The people of Vietnam suffered through war from 1955-1975, but for one man, the war took much longer to end. Ho Van Thanh was a soldier for more than 15 years. One terrible day, a mine exploded and killed his wife and two of his sons, and completely destroyed his home.
In a panic, Thanh grabbed his two-year-old son, Ho Van Lang, and fled deep into the jungle where he planned to live until the war ended. Just two years later, the war did end, but Ho and his son had no way of hearing the news. The two of them ended up living in the jungle for more than forty years, believing that the war was still raging on.
Thanh entered the jungle when he was just 42, and his son was two. By the time they were found, he was an 82-year-old man and his son was middle-aged.
Local people searching for wood deep in the forest found Thanh and his son living in a tree house twenty feet in the air. Thanh, who had been a well-known blacksmith in his village, had made several arrows and other hunting tools. When they were found, they were wearing loincloths made of tree bark. They survived by hunting, growing forest vegetables, and planting corn.
Even though neither of the men remembered much of the local language, they kept a few mementos of their old lives in their treehouse. The father’s military pants were neatly folded and beside them sat the little red coat his son was wearing when they fled.

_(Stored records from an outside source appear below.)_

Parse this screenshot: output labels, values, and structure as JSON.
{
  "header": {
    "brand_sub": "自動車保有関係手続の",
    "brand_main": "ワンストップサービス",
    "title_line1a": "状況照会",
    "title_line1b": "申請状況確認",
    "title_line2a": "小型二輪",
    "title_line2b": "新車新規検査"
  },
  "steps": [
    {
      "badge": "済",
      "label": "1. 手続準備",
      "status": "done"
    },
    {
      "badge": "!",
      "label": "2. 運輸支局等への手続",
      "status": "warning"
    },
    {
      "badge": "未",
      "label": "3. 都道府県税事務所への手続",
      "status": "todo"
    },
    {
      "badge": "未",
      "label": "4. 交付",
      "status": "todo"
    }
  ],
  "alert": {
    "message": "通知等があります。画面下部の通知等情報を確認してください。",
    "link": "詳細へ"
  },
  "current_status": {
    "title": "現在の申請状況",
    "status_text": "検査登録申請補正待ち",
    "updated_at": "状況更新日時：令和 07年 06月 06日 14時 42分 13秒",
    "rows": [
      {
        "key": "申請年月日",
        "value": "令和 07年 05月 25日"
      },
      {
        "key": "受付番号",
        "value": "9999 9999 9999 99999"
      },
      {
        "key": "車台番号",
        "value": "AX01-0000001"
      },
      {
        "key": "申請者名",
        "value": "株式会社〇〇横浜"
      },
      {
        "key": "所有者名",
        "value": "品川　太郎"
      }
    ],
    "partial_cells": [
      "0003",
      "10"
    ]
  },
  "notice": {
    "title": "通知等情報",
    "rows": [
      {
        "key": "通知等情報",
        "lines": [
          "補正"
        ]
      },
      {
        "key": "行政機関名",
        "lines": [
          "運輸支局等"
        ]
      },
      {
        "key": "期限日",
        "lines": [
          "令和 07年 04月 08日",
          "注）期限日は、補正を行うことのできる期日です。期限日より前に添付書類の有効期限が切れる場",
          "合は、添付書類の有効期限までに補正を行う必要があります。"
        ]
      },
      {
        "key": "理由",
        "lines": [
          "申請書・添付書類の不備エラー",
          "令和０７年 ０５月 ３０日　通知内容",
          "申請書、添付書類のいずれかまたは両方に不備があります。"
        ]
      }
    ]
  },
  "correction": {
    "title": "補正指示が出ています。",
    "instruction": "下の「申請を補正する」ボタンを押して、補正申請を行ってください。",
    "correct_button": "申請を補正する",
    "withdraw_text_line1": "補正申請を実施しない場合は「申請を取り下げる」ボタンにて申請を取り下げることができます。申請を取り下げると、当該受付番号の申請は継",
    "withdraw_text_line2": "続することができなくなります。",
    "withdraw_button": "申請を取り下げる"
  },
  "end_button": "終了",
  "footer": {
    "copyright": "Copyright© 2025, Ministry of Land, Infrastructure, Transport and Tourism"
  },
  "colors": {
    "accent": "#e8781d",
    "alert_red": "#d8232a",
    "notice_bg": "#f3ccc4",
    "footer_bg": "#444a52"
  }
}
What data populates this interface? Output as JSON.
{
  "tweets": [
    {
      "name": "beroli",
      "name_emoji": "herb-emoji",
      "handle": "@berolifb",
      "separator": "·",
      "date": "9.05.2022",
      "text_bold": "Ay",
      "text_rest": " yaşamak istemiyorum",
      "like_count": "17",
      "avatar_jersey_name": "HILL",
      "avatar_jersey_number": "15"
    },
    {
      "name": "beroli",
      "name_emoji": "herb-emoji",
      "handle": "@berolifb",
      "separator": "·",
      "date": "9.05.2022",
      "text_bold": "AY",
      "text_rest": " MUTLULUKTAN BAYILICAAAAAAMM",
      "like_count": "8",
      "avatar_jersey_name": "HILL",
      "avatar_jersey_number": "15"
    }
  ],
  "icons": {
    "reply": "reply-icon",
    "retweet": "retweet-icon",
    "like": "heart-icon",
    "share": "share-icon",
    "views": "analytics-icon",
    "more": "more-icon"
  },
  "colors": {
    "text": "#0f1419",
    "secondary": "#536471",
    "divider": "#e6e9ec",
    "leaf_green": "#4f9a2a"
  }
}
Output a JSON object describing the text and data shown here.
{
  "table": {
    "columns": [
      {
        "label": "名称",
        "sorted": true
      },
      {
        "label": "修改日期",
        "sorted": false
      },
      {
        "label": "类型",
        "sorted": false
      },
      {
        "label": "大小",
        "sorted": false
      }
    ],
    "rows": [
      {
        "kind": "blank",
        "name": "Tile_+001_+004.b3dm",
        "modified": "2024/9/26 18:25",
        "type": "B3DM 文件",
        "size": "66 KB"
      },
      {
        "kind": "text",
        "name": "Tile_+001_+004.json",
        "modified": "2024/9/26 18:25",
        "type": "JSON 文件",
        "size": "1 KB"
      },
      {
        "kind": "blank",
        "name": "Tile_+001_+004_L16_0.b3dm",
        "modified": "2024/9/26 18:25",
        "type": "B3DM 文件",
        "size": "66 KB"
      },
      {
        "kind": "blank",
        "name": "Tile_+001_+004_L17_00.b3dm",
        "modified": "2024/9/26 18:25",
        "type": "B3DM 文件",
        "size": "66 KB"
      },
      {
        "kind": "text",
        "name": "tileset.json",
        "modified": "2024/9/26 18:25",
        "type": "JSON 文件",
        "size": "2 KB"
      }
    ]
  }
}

Because Thanh was in poor health, he was carried out of the jungle on a stretcher with his son Lang at his side. Their arrival shocked the townspeople because many thought they had died years ago.
Once they were in the town, Thanh and Lang suffered from reverse culture shock. Thanh refused to eat, and both men tried to escape back into the jungle. Relatives tried to keep them in town, because they were worried about Thanh’s health. “We know he wants to escape my house to go back to the forest, so we have to keep an eye on himnow,” says his nephew.
Fast forward a year-and-a-half to 2015, and Lang is adjusting. Having lived alone for so long with a father who rarely talked, he still has trouble communicating. But modern comforts and vices such as TV, cell phones and cigarettes have won him over. His father on the other hand still wants to return to the forest.
from Deep English » Blog http://deepenglish.com/2016/01/waiting-for-the-war-to-end/